The overarching research topic for this study is the issue of effectively engaging and informing community and government decision makers about health issues that can negatively impact a community's resilience. The question guiding this study is how can formative research engage and inform community and government decision makers about the under addressed issue of youth problem gambling (YPG) in Windham County, Vermont? The study has two aims: 1) to develop a formative research conceptual framework and evaluate its effectiveness in addressing the public health issue of youth problem gambling, and 2) to use the formative research methodology to develop a better understanding of Windham County community dynamics relative to the public health issue of youth problem gambling. As defined in this study, formative research is the first stage of a health intervention initiative through which the dimensions, dynamics, stakeholders and general community awareness and understanding about a health challenge are established (Gittelsohn, J. Steckler, A. and Johnson, C. 2006; Valente, 2002). Research methods included interviews based upon snowball sampling, focus groups, journaling, relevant document review and informal conversations. Interview analysis was based upon Computer Aided Thematic Analysis (CATA) and developed within the framework provided by Greenhalgh et al's (2005) five-step qualitative research protocol. The study's conclusions, as well as informing next steps for approaching the under addressed issue of youth problem gambling in Windham County, Vermont, establish the broad applicability of formative research as a methodological approach for addressing all public health concerns whether the health risk is socio-economic, political, environmental and/or spiritual in origin.
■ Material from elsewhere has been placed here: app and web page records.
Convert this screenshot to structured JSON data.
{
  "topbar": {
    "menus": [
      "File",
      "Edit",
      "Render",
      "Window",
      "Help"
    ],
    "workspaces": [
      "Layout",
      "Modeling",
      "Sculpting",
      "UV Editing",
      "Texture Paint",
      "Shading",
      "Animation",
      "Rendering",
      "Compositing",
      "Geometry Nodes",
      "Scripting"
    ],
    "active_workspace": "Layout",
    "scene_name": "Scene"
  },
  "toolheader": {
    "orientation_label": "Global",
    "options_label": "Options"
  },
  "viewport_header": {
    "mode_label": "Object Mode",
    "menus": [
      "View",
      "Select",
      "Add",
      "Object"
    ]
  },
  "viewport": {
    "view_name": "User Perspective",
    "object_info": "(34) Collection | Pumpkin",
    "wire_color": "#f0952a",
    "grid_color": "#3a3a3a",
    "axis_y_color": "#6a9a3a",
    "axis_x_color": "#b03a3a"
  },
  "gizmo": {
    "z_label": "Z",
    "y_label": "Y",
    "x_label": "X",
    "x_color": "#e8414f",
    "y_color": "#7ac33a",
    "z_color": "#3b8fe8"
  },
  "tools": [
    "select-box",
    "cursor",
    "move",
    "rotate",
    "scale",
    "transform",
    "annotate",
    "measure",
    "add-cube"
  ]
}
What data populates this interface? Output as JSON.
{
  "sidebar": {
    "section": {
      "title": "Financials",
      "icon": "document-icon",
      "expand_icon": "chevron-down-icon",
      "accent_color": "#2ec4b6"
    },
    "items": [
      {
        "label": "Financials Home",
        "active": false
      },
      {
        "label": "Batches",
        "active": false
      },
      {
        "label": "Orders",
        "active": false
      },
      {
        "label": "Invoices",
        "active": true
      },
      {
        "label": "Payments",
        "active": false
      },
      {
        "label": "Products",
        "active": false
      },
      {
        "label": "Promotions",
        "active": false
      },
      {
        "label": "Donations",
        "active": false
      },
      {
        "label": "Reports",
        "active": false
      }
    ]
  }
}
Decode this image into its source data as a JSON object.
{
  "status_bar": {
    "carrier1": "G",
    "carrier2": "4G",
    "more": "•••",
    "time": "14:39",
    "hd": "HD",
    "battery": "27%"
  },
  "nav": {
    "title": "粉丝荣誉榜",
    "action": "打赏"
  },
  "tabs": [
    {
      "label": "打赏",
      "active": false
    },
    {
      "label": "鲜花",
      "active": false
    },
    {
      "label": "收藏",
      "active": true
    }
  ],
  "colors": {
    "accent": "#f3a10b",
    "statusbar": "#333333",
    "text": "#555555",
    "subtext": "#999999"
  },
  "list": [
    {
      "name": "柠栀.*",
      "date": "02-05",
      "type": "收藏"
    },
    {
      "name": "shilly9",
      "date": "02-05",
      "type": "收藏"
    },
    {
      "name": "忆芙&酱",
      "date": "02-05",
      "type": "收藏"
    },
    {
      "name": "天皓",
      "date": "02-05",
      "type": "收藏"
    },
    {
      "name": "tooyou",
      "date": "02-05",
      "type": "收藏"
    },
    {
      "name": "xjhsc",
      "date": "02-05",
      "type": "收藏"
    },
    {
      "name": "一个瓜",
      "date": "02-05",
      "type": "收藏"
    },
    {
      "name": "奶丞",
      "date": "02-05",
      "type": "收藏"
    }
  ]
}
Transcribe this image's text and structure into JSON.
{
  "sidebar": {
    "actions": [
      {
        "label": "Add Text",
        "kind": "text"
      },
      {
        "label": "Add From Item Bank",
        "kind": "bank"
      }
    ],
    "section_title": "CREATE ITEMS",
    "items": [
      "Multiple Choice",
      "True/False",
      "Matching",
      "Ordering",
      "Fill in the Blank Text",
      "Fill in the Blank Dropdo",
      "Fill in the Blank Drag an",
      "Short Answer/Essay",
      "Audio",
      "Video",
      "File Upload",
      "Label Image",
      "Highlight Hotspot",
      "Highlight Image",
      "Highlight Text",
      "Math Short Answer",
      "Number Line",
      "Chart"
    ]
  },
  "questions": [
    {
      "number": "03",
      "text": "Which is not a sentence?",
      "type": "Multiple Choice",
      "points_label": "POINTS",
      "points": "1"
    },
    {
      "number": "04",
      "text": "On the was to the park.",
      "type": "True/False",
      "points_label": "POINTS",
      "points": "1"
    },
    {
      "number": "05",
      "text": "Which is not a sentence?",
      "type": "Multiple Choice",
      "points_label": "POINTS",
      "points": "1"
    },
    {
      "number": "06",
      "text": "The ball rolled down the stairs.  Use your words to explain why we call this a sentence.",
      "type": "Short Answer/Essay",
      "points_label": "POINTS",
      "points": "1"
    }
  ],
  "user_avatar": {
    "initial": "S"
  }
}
Caye, Michea, "Formative Research and Community Resilience: A Case of Under Addressed Youth Problem Gambling" (2012). Dissertations & Theses. 78.